Published by: Editura Cetatea de Scaun
Keywords: Dobrudja; culture; history; ethnicity

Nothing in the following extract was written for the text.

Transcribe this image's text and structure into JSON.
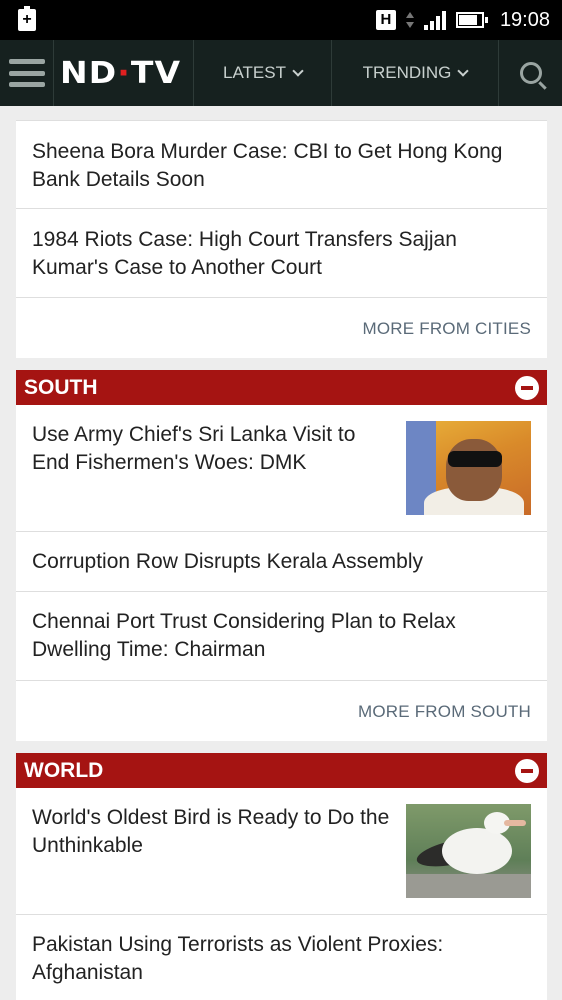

Summary/Abstract: Coinciding with Romania’s integration in the European Union and with the EU’s search for combining regional, national and cross-border identities in creating one of the richest and most diverse of world’s cultural spaces, the publication of a book dedicated to Dobrudja and to its diverse ethnic landscape constitutes a fortunate accident. A peripheral part and ‘border zone of the Roman Empire, of the Byzantine Empire, of the feudal state of Wallachia, and of the Ottoman Empire’, to which I can add a springboard of the Ancient Greeks against the barbarians, who first entered in the history of mankind as a place of exile for Publius Ovidius Naso, this region, situated on the western coast of the Black Sea, is the cradle of a remarkably diverse civilization, a real Europe in miniature. To give an account of this diversity, we can quote a statistic of 1880, which found that out of the 157,114 Dobrudjan inhabitants, 51,915 were Romanians, 29,643 Bulgarians, 45,902 Muslims (Tartars and Turks), 17,708 Russians and Lipovens, 4,271 Greeks, 2,763 Germans, 1,135 Jews, 935 Armenians, 2,842 other nationalities. Moreover, the region is an important strategic region, commanding the control over the mouths of the Danube and the western Black Sea.
- Issue Year: 2008
- Issue No: 09
- Page Range: 123-125
- Page Count: 3
- Language: English